WE ARE UNDER CONSTRUCTION - DON'T MIND THE DUST!

disslove/ressolve: Alumni showcase past year of work

Two 2020 Lawrence graduates, Tanner MacArthur and Callie Kiesow, visited with Lawrence community members via Zoom on Thursday, Feb. 25 to discuss their joint show “dissolve/resolve,” which is on show now at the Wriston Art Galleries. The two were scheduled to show their senior exhibitions in the spring of 2020, but after Lawrence went online in March, they were unable to do so. Since graduating in June, MacArthur and Kiesow have inhabited several spaces where they adapted to COVID-19 restrictions and continued to make work in several “studio spaces,” such as bedrooms and cold garages, until they moved in together at their current home in Milwaukee. In their time at Lawrence, they often shared a studio space, so it only felt natural for them to continue existing in the same place as they progressed with their work.  

After showing pictures of the installation day for their show and the gallery space itself, MacArthur began to explain his process and inspiration behind his current body of work, which includes seven smaller paintings and one large one, all on canvas. They share a general color palette of traffic-safety yellows and oranges, vibrant pastels and a variety of more dingy grays and browns, all overlapping in structures and lines that fluctuate between illusions of flatness and space. MacArthur’s ideas for this collection first started to take shape on a religious studies trip to India in December of 2019. He has long been inspired by the Buddhist concept of “interbeing,” spoken of by Thích Nhất Hạnh. In simplified terms, this word implies that everything exists as a part of something else. This interest made him think deliberately about what he pulls both consciously and subconsciously from his surroundings to integrate into his work. He says that he finds “bits and pieces of other lifetimes” and pulls them into his own. He also believes that the constant stream of music he plays contributes to the way he paints. Through his additive technique, he rewrites the space of the canvas over and over, suggesting that things that were there before still live on in what is seen now.  
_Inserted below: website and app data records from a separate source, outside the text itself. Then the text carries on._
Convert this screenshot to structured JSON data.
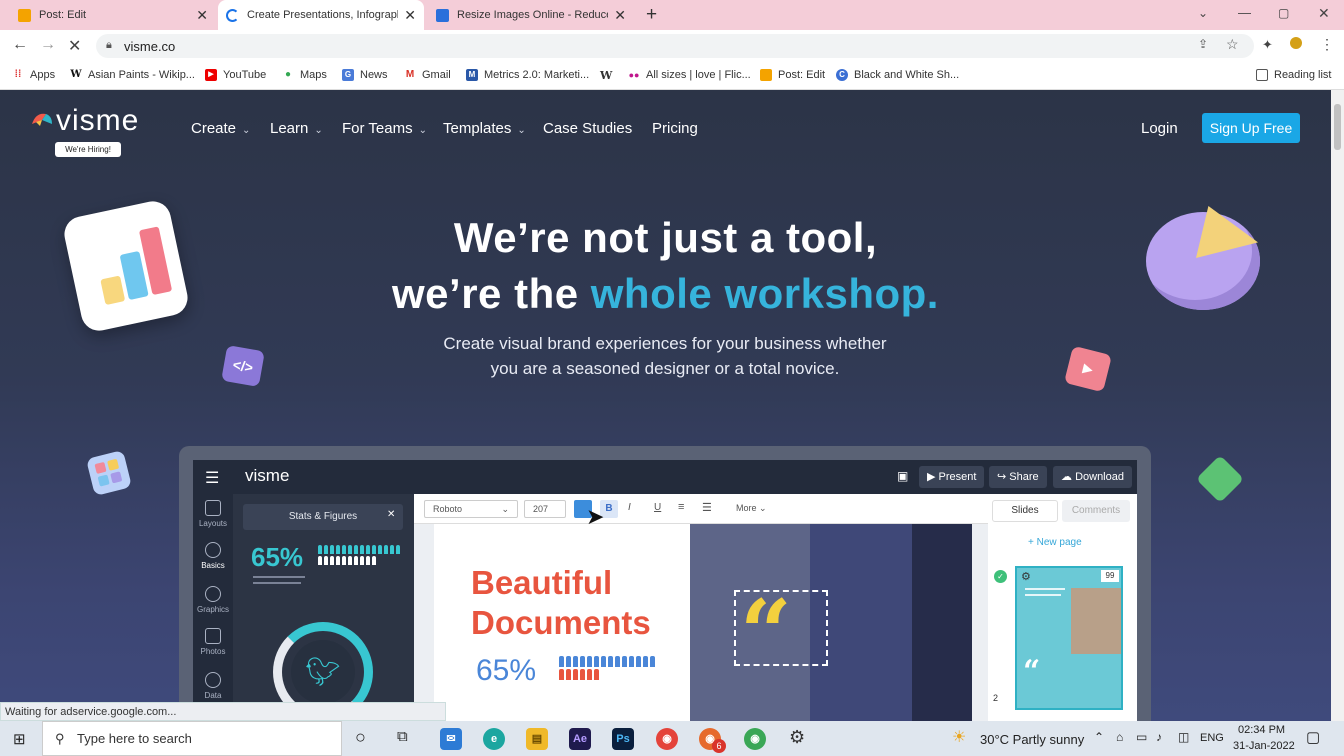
{
  "browser": {
    "tabs": [
      {
        "label": "Post: Edit",
        "active": false
      },
      {
        "label": "Create Presentations, Infographic",
        "active": true
      },
      {
        "label": "Resize Images Online - Reduce J",
        "active": false
      }
    ],
    "new_tab": "+",
    "url": "visme.co",
    "bookmarks": [
      "Apps",
      "Asian Paints - Wikip...",
      "YouTube",
      "Maps",
      "News",
      "Gmail",
      "Metrics 2.0: Marketi...",
      "W",
      "All sizes | love | Flic...",
      "Post: Edit",
      "Black and White Sh..."
    ],
    "reading_list": "Reading list",
    "status": "Waiting for adservice.google.com..."
  },
  "site": {
    "logo": "visme",
    "hiring_badge": "We're Hiring!",
    "nav": [
      "Create",
      "Learn",
      "For Teams",
      "Templates",
      "Case Studies",
      "Pricing"
    ],
    "login": "Login",
    "signup": "Sign Up Free",
    "headline_1": "We’re not just a tool,",
    "headline_2_prefix": "we’re the ",
    "headline_2_highlight": "whole workshop.",
    "subheadline_1": "Create visual brand experiences for your business whether",
    "subheadline_2": "you are a seasoned designer or a total novice."
  },
  "app_mock": {
    "logo": "visme",
    "present": "Present",
    "share": "Share",
    "download": "Download",
    "rail": [
      "Layouts",
      "Basics",
      "Graphics",
      "Photos",
      "Data"
    ],
    "panel_title": "Stats & Figures",
    "stat_value": "65%",
    "font": "Roboto",
    "font_size": "207",
    "more": "More",
    "canvas_title_1": "Beautiful",
    "canvas_title_2": "Documents",
    "canvas_stat": "65%",
    "slides_tab": "Slides",
    "comments_tab": "Comments",
    "new_page": "+ New page",
    "page_count": "99",
    "page_number": "2"
  },
  "taskbar": {
    "search_placeholder": "Type here to search",
    "weather": "30°C  Partly sunny",
    "lang": "ENG",
    "time": "02:34 PM",
    "date": "31-Jan-2022",
    "badge": "6"
  },
  "colors": {
    "accent": "#1aa7e6",
    "highlight": "#36b4dc",
    "tab_strip": "#f4cdd8",
    "canvas_red": "#e8553f"
  }
}
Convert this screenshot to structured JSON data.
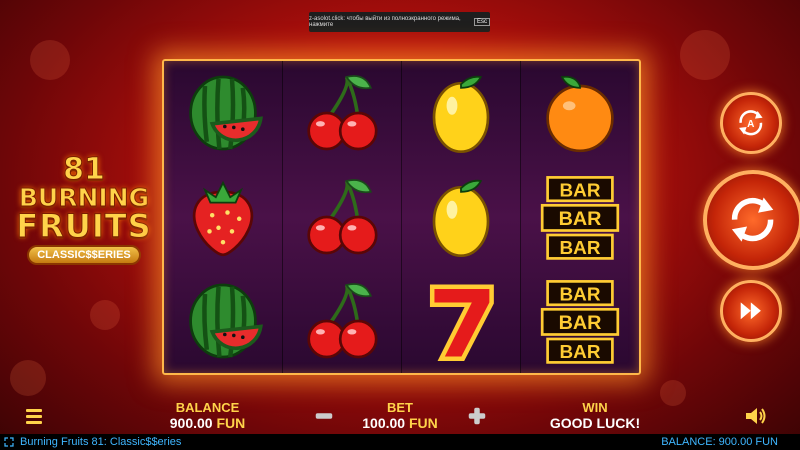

Kiesow’s work at first appears to be in direct opposition with MacArthur’s paintings just across the room. She focuses mainly on charcoal, using a reductive style in which she takes starts out with a lot of pigment and then erases it to form the image. The nine pieces highlighted in this exhibition depict human forms that are obscured and contorted in some way by fabric. When she first started making pieces like these, she was concerned about the objectification of women in the art world and how she may be contributing to that as she draws many female bodies in various stages of undress, but her work speaks further than that. She explained how the process of making these obscured figures has helped her come to terms with her sexuality. Her central focus relies on how the body language of the subject is speaking to the audience. This emotional and psychological work is done by way of slight bodily contortion and positioning of the sheet, rendered in high contrast and careful detail. The preparation for a charcoal piece involves Kiesow collaborating with a friend who she consistently asks to model for these images. She turns off the light, takes the pictures and plays with the contrast until she feels like it captures the feeling she is looking for. She cited David Lynch as an inspiration, drawing parallels from how she smears the backgrounds to black and his similar approach in much of his artwork. By doing so, Kiesow situates the scene outside of a particular time or place and allows for the action to take full focus. She intends to continue experimenting with materials, photographing herself and working with the human form.  

Though MacArthur and Kiesow’s work is very different in many ways, the two mention that it does something interesting when they reside together in a room. Their exhibition is still available for viewing —  appointments in the gallery can be scheduled at the Wriston Art Gallery page on Lawrence University’s website. MacArthur and Kiesow can be found separately on Instagram at @mushybrain and @calliekiesow, or on their joint “mood board” Instagram @_.dissolve